Required work:
Please copy out every line of the data word for word.

Dataset rows for apps and sites:
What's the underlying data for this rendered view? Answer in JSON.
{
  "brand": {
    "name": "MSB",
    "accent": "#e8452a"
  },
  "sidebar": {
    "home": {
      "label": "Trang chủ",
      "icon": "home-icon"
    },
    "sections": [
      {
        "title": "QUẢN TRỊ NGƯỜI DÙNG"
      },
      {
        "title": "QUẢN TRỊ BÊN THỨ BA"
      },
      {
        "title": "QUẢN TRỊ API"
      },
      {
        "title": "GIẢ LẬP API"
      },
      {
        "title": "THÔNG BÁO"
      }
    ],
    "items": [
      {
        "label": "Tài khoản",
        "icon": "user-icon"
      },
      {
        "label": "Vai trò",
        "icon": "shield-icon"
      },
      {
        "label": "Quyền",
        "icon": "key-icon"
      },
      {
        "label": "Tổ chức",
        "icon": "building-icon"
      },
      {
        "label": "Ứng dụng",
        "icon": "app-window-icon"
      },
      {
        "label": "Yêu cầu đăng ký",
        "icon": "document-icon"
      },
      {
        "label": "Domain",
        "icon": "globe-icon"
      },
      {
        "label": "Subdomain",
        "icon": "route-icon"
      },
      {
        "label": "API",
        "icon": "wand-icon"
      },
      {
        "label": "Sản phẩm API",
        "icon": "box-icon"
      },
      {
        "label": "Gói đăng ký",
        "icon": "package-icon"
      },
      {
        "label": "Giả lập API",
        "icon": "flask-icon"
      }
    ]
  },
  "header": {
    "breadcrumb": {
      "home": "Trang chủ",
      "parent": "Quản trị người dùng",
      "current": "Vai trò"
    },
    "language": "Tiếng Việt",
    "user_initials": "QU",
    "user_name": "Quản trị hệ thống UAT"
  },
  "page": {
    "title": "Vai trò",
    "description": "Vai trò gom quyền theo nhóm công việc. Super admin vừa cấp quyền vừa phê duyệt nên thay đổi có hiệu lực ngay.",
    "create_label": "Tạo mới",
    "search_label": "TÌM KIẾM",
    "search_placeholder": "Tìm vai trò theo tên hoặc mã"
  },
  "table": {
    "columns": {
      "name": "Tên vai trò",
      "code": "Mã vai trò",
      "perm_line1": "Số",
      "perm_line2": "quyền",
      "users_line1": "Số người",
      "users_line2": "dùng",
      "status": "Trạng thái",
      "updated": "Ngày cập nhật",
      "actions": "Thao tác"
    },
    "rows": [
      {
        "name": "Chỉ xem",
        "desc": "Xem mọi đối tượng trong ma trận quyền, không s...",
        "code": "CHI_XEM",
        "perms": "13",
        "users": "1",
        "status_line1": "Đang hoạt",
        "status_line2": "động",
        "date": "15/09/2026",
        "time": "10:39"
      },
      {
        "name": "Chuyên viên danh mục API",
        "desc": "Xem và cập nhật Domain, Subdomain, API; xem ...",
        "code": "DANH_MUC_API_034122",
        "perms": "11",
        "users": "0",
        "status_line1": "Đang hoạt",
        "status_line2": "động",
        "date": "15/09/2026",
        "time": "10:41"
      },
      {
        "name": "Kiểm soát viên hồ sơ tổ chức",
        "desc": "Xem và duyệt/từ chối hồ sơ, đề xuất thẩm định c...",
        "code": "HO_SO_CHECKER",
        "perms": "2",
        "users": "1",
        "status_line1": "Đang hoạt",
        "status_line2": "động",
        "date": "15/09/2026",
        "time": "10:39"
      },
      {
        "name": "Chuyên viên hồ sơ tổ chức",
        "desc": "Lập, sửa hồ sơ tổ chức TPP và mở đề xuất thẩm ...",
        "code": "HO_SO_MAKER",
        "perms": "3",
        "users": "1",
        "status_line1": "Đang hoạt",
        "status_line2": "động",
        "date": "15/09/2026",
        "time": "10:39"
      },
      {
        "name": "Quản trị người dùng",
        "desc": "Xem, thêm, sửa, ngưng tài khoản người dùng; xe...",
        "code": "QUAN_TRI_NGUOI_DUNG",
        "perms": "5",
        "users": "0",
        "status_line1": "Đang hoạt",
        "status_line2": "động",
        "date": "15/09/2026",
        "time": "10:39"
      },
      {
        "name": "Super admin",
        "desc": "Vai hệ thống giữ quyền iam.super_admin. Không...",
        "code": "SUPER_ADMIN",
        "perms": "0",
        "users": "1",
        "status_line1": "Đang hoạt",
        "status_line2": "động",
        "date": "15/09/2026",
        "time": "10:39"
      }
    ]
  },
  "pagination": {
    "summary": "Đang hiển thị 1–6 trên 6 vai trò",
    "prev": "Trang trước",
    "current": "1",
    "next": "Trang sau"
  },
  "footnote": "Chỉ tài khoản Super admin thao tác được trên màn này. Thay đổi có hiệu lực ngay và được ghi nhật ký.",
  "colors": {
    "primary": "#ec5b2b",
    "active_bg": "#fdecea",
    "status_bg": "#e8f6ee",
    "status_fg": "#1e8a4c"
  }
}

Completed task:
What's the underlying data for this rendered view? Answer in JSON.
{
  "brand": {
    "name": "MSB",
    "accent": "#e8452a"
  },
  "sidebar": {
    "home": {
      "label": "Trang chủ",
      "icon": "home-icon"
    },
    "sections": [
      {
        "title": "QUẢN TRỊ NGƯỜI DÙNG"
      },
      {
        "title": "QUẢN TRỊ BÊN THỨ BA"
      },
      {
        "title": "QUẢN TRỊ API"
      },
      {
        "title": "GIẢ LẬP API"
      },
      {
        "title": "THÔNG BÁO"
      }
    ],
    "items": [
      {
        "label": "Tài khoản",
        "icon": "user-icon"
      },
      {
        "label": "Vai trò",
        "icon": "shield-icon"
      },
      {
        "label": "Quyền",
        "icon": "key-icon"
      },
      {
        "label": "Tổ chức",
        "icon": "building-icon"
      },
      {
        "label": "Ứng dụng",
        "icon": "app-window-icon"
      },
      {
        "label": "Yêu cầu đăng ký",
        "icon": "document-icon"
      },
      {
        "label": "Domain",
        "icon": "globe-icon"
      },
      {
        "label": "Subdomain",
        "icon": "route-icon"
      },
      {
        "label": "API",
        "icon": "wand-icon"
      },
      {
        "label": "Sản phẩm API",
        "icon": "box-icon"
      },
      {
        "label": "Gói đăng ký",
        "icon": "package-icon"
      },
      {
        "label": "Giả lập API",
        "icon": "flask-icon"
      }
    ]
  },
  "header": {
    "breadcrumb": {
      "home": "Trang chủ",
      "parent": "Quản trị người dùng",
      "current": "Vai trò"
    },
    "language": "Tiếng Việt",
    "user_initials": "QU",
    "user_name": "Quản trị hệ thống UAT"
  },
  "page": {
    "title": "Vai trò",
    "description": "Vai trò gom quyền theo nhóm công việc. Super admin vừa cấp quyền vừa phê duyệt nên thay đổi có hiệu lực ngay.",
    "create_label": "Tạo mới",
    "search_label": "TÌM KIẾM",
    "search_placeholder": "Tìm vai trò theo tên hoặc mã"
  },
  "table": {
    "columns": {
      "name": "Tên vai trò",
      "code": "Mã vai trò",
      "perm_line1": "Số",
      "perm_line2": "quyền",
      "users_line1": "Số người",
      "users_line2": "dùng",
      "status": "Trạng thái",
      "updated": "Ngày cập nhật",
      "actions": "Thao tác"
    },
    "rows": [
      {
        "name": "Chỉ xem",
        "desc": "Xem mọi đối tượng trong ma trận quyền, không s...",
        "code": "CHI_XEM",
        "perms": "13",
        "users": "1",
        "status_line1": "Đang hoạt",
        "status_line2": "động",
        "date": "15/09/2026",
        "time": "10:39"
      },
      {
        "name": "Chuyên viên danh mục API",
        "desc": "Xem và cập nhật Domain, Subdomain, API; xem ...",
        "code": "DANH_MUC_API_034122",
        "perms": "11",
        "users": "0",
        "status_line1": "Đang hoạt",
        "status_line2": "động",
        "date": "15/09/2026",
        "time": "10:41"
      },
      {
        "name": "Kiểm soát viên hồ sơ tổ chức",
        "desc": "Xem và duyệt/từ chối hồ sơ, đề xuất thẩm định c...",
        "code": "HO_SO_CHECKER",
        "perms": "2",
        "users": "1",
        "status_line1": "Đang hoạt",
        "status_line2": "động",
        "date": "15/09/2026",
        "time": "10:39"
      },
      {
        "name": "Chuyên viên hồ sơ tổ chức",
        "desc": "Lập, sửa hồ sơ tổ chức TPP và mở đề xuất thẩm ...",
        "code": "HO_SO_MAKER",
        "perms": "3",
        "users": "1",
        "status_line1": "Đang hoạt",
        "status_line2": "động",
        "date": "15/09/2026",
        "time": "10:39"
      },
      {
        "name": "Quản trị người dùng",
        "desc": "Xem, thêm, sửa, ngưng tài khoản người dùng; xe...",
        "code": "QUAN_TRI_NGUOI_DUNG",
        "perms": "5",
        "users": "0",
        "status_line1": "Đang hoạt",
        "status_line2": "động",
        "date": "15/09/2026",
        "time": "10:39"
      },
      {
        "name": "Super admin",
        "desc": "Vai hệ thống giữ quyền iam.super_admin. Không...",
        "code": "SUPER_ADMIN",
        "perms": "0",
        "users": "1",
        "status_line1": "Đang hoạt",
        "status_line2": "động",
        "date": "15/09/2026",
        "time": "10:39"
      }
    ]
  },
  "pagination": {
    "summary": "Đang hiển thị 1–6 trên 6 vai trò",
    "prev": "Trang trước",
    "current": "1",
    "next": "Trang sau"
  },
  "footnote": "Chỉ tài khoản Super admin thao tác được trên màn này. Thay đổi có hiệu lực ngay và được ghi nhật ký.",
  "colors": {
    "primary": "#ec5b2b",
    "active_bg": "#fdecea",
    "status_bg": "#e8f6ee",
    "status_fg": "#1e8a4c"
  }
}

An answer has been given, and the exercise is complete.